Could you repeat every record below exactly, leaving out the pictures?

------ Given records

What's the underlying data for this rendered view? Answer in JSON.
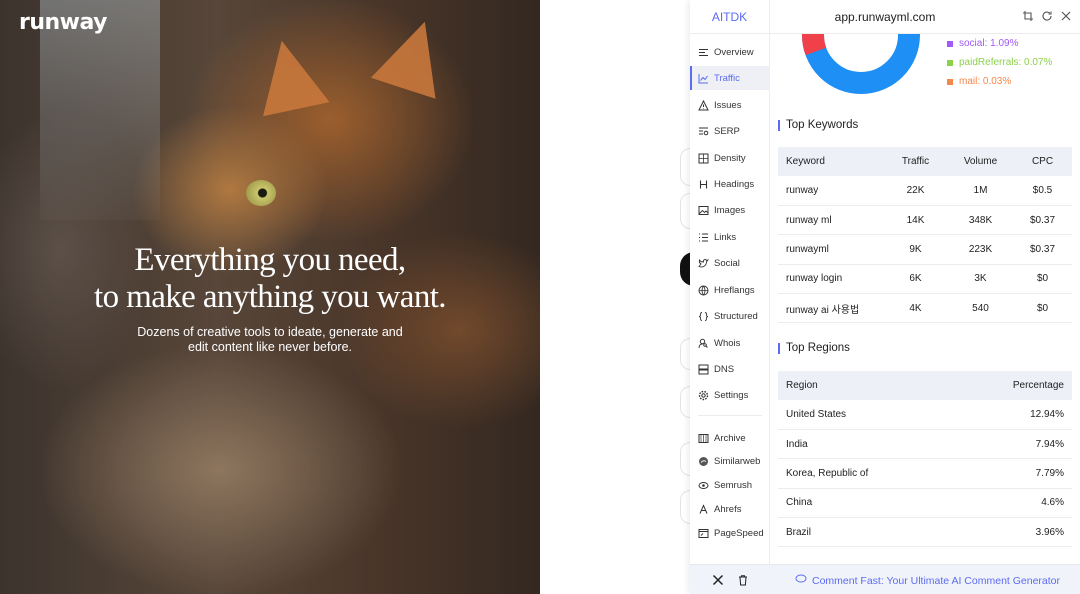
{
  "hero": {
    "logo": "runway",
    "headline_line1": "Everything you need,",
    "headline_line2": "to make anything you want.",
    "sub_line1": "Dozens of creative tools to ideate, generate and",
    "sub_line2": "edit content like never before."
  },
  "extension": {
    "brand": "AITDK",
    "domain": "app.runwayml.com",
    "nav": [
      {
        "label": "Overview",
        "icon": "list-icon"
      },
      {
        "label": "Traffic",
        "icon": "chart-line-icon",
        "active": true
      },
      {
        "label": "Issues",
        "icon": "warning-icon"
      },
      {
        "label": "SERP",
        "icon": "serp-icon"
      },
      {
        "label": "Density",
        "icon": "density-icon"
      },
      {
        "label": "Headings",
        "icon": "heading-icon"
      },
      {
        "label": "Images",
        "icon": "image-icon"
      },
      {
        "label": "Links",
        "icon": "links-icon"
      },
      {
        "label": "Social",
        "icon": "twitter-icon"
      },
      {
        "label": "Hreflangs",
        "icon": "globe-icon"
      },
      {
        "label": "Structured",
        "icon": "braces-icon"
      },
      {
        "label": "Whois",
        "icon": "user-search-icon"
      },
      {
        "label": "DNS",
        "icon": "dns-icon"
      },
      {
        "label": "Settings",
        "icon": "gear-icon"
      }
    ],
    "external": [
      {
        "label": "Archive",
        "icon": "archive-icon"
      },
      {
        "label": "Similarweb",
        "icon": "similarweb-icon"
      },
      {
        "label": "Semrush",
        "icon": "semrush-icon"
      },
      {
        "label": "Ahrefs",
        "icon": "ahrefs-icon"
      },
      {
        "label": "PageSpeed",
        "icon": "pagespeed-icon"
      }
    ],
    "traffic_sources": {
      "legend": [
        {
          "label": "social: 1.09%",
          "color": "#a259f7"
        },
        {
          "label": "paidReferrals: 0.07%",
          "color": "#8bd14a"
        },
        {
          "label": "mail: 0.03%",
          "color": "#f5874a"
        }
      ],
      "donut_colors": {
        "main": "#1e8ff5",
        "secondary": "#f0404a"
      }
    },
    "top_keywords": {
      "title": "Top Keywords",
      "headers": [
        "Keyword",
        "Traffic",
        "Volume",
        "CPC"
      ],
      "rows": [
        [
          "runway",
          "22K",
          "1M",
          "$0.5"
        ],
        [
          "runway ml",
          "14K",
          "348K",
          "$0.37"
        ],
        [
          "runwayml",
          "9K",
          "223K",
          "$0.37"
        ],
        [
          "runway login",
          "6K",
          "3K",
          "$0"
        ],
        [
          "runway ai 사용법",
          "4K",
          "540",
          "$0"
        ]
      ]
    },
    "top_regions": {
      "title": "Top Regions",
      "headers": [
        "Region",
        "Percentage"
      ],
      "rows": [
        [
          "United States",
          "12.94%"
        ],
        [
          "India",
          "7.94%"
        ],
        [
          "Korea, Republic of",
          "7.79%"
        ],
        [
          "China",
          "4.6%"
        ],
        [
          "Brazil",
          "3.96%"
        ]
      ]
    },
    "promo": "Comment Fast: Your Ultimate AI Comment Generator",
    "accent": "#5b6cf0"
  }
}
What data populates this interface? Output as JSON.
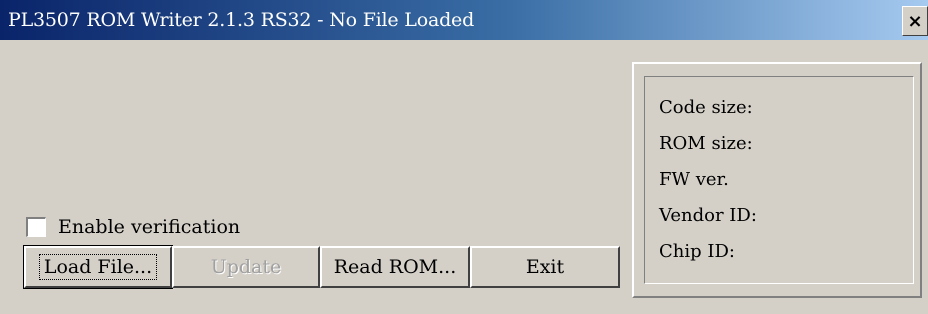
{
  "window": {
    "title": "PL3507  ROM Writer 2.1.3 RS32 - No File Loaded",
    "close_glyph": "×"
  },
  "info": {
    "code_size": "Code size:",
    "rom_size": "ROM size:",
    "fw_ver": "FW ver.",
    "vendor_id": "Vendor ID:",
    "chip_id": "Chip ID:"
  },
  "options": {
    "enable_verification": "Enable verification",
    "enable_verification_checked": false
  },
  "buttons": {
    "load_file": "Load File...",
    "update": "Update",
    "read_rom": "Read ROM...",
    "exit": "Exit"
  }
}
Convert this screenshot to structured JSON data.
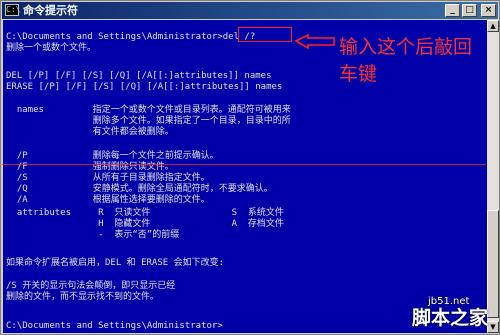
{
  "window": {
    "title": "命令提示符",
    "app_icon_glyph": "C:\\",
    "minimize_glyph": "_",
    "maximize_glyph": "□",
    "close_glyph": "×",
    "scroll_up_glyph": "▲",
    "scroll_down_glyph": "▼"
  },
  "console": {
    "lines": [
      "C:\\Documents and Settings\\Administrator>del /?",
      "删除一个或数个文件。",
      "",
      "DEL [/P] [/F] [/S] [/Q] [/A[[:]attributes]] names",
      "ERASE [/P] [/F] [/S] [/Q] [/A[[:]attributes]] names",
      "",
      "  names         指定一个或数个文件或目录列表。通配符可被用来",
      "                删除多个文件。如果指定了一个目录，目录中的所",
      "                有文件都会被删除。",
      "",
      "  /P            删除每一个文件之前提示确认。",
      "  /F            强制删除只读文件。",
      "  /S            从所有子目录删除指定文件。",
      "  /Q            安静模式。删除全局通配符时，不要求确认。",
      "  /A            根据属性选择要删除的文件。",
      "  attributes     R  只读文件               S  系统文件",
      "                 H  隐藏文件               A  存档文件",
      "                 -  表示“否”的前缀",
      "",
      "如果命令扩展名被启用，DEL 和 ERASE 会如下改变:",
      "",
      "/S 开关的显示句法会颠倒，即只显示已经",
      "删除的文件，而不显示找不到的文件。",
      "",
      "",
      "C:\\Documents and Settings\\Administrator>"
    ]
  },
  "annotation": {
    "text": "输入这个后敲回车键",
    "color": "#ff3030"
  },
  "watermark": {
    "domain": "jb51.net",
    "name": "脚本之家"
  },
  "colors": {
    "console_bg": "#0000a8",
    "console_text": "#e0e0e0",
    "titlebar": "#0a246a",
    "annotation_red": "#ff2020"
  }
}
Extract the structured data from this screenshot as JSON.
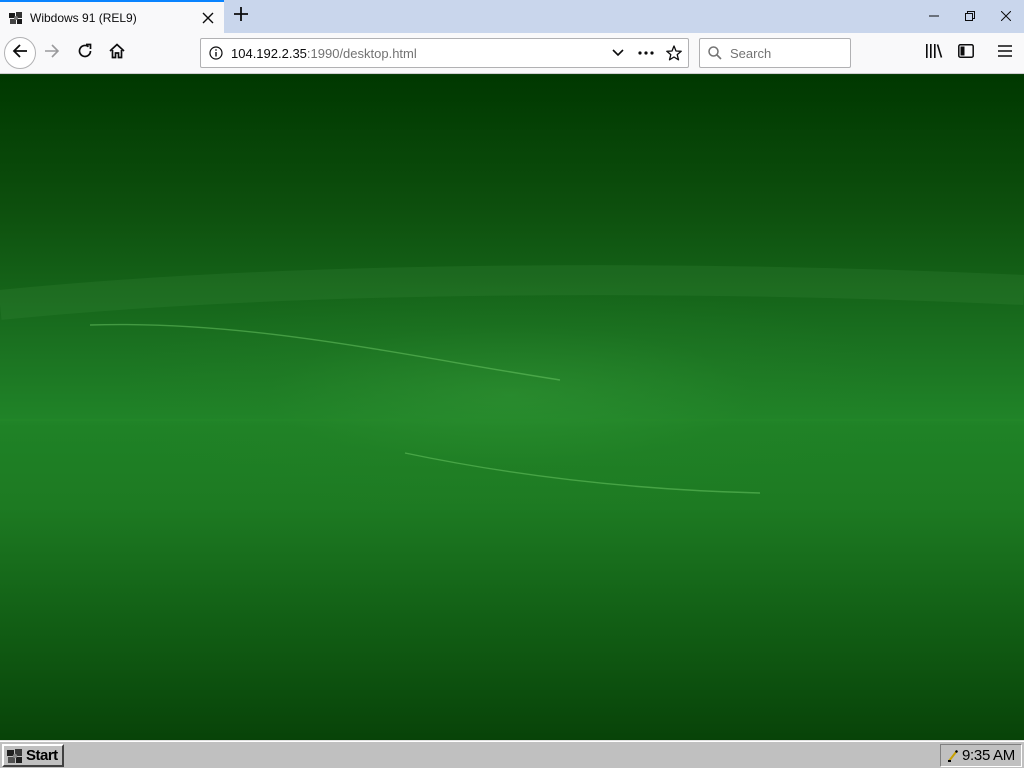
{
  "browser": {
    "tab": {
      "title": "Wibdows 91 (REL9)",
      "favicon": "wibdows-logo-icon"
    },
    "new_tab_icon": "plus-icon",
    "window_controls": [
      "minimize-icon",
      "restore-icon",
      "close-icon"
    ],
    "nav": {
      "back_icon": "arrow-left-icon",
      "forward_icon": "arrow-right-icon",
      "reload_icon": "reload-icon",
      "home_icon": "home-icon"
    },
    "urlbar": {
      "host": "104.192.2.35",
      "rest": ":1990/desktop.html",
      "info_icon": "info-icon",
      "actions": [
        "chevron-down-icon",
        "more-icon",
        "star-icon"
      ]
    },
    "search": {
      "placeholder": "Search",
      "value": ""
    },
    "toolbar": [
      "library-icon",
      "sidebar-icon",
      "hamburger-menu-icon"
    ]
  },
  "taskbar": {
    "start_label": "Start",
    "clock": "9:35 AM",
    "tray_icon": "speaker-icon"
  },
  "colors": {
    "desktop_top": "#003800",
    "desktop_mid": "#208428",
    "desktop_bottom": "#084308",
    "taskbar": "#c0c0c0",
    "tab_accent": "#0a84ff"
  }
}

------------

Problem solution:
What's the underlying data for this rendered view? Answer in JSON.
{
  "hero": {
    "logo": "runway",
    "headline_line1": "Everything you need,",
    "headline_line2": "to make anything you want.",
    "sub_line1": "Dozens of creative tools to ideate, generate and",
    "sub_line2": "edit content like never before."
  },
  "extension": {
    "brand": "AITDK",
    "domain": "app.runwayml.com",
    "nav": [
      {
        "label": "Overview",
        "icon": "list-icon"
      },
      {
        "label": "Traffic",
        "icon": "chart-line-icon",
        "active": true
      },
      {
        "label": "Issues",
        "icon": "warning-icon"
      },
      {
        "label": "SERP",
        "icon": "serp-icon"
      },
      {
        "label": "Density",
        "icon": "density-icon"
      },
      {
        "label": "Headings",
        "icon": "heading-icon"
      },
      {
        "label": "Images",
        "icon": "image-icon"
      },
      {
        "label": "Links",
        "icon": "links-icon"
      },
      {
        "label": "Social",
        "icon": "twitter-icon"
      },
      {
        "label": "Hreflangs",
        "icon": "globe-icon"
      },
      {
        "label": "Structured",
        "icon": "braces-icon"
      },
      {
        "label": "Whois",
        "icon": "user-search-icon"
      },
      {
        "label": "DNS",
        "icon": "dns-icon"
      },
      {
        "label": "Settings",
        "icon": "gear-icon"
      }
    ],
    "external": [
      {
        "label": "Archive",
        "icon": "archive-icon"
      },
      {
        "label": "Similarweb",
        "icon": "similarweb-icon"
      },
      {
        "label": "Semrush",
        "icon": "semrush-icon"
      },
      {
        "label": "Ahrefs",
        "icon": "ahrefs-icon"
      },
      {
        "label": "PageSpeed",
        "icon": "pagespeed-icon"
      }
    ],
    "traffic_sources": {
      "legend": [
        {
          "label": "social: 1.09%",
          "color": "#a259f7"
        },
        {
          "label": "paidReferrals: 0.07%",
          "color": "#8bd14a"
        },
        {
          "label": "mail: 0.03%",
          "color": "#f5874a"
        }
      ],
      "donut_colors": {
        "main": "#1e8ff5",
        "secondary": "#f0404a"
      }
    },
    "top_keywords": {
      "title": "Top Keywords",
      "headers": [
        "Keyword",
        "Traffic",
        "Volume",
        "CPC"
      ],
      "rows": [
        [
          "runway",
          "22K",
          "1M",
          "$0.5"
        ],
        [
          "runway ml",
          "14K",
          "348K",
          "$0.37"
        ],
        [
          "runwayml",
          "9K",
          "223K",
          "$0.37"
        ],
        [
          "runway login",
          "6K",
          "3K",
          "$0"
        ],
        [
          "runway ai 사용법",
          "4K",
          "540",
          "$0"
        ]
      ]
    },
    "top_regions": {
      "title": "Top Regions",
      "headers": [
        "Region",
        "Percentage"
      ],
      "rows": [
        [
          "United States",
          "12.94%"
        ],
        [
          "India",
          "7.94%"
        ],
        [
          "Korea, Republic of",
          "7.79%"
        ],
        [
          "China",
          "4.6%"
        ],
        [
          "Brazil",
          "3.96%"
        ]
      ]
    },
    "promo": "Comment Fast: Your Ultimate AI Comment Generator",
    "accent": "#5b6cf0"
  }
}
What data populates this interface? Output as JSON.
{
  "window": {
    "title": "PL3507  ROM Writer 2.1.3 RS32 - No File Loaded",
    "close_glyph": "×"
  },
  "info": {
    "code_size": "Code size:",
    "rom_size": "ROM size:",
    "fw_ver": "FW ver.",
    "vendor_id": "Vendor ID:",
    "chip_id": "Chip ID:"
  },
  "options": {
    "enable_verification": "Enable verification",
    "enable_verification_checked": false
  },
  "buttons": {
    "load_file": "Load File...",
    "update": "Update",
    "read_rom": "Read ROM...",
    "exit": "Exit"
  }
}
Convert this screenshot to structured JSON data.
{
  "window": {
    "title": "命令提示符",
    "app_icon_glyph": "C:\\",
    "minimize_glyph": "_",
    "maximize_glyph": "□",
    "close_glyph": "×",
    "scroll_up_glyph": "▲",
    "scroll_down_glyph": "▼"
  },
  "console": {
    "lines": [
      "C:\\Documents and Settings\\Administrator>del /?",
      "删除一个或数个文件。",
      "",
      "DEL [/P] [/F] [/S] [/Q] [/A[[:]attributes]] names",
      "ERASE [/P] [/F] [/S] [/Q] [/A[[:]attributes]] names",
      "",
      "  names         指定一个或数个文件或目录列表。通配符可被用来",
      "                删除多个文件。如果指定了一个目录，目录中的所",
      "                有文件都会被删除。",
      "",
      "  /P            删除每一个文件之前提示确认。",
      "  /F            强制删除只读文件。",
      "  /S            从所有子目录删除指定文件。",
      "  /Q            安静模式。删除全局通配符时，不要求确认。",
      "  /A            根据属性选择要删除的文件。",
      "  attributes     R  只读文件               S  系统文件",
      "                 H  隐藏文件               A  存档文件",
      "                 -  表示“否”的前缀",
      "",
      "如果命令扩展名被启用，DEL 和 ERASE 会如下改变:",
      "",
      "/S 开关的显示句法会颠倒，即只显示已经",
      "删除的文件，而不显示找不到的文件。",
      "",
      "",
      "C:\\Documents and Settings\\Administrator>"
    ]
  },
  "annotation": {
    "text": "输入这个后敲回车键",
    "color": "#ff3030"
  },
  "watermark": {
    "domain": "jb51.net",
    "name": "脚本之家"
  },
  "colors": {
    "console_bg": "#0000a8",
    "console_text": "#e0e0e0",
    "titlebar": "#0a246a",
    "annotation_red": "#ff2020"
  }
}
Extract the structured data from this screenshot as JSON.
{
  "browser": {
    "tab": {
      "title": "Wibdows 91 (REL9)",
      "favicon": "wibdows-logo-icon"
    },
    "new_tab_icon": "plus-icon",
    "window_controls": [
      "minimize-icon",
      "restore-icon",
      "close-icon"
    ],
    "nav": {
      "back_icon": "arrow-left-icon",
      "forward_icon": "arrow-right-icon",
      "reload_icon": "reload-icon",
      "home_icon": "home-icon"
    },
    "urlbar": {
      "host": "104.192.2.35",
      "rest": ":1990/desktop.html",
      "info_icon": "info-icon",
      "actions": [
        "chevron-down-icon",
        "more-icon",
        "star-icon"
      ]
    },
    "search": {
      "placeholder": "Search",
      "value": ""
    },
    "toolbar": [
      "library-icon",
      "sidebar-icon",
      "hamburger-menu-icon"
    ]
  },
  "taskbar": {
    "start_label": "Start",
    "clock": "9:35 AM",
    "tray_icon": "speaker-icon"
  },
  "colors": {
    "desktop_top": "#003800",
    "desktop_mid": "#208428",
    "desktop_bottom": "#084308",
    "taskbar": "#c0c0c0",
    "tab_accent": "#0a84ff"
  }
}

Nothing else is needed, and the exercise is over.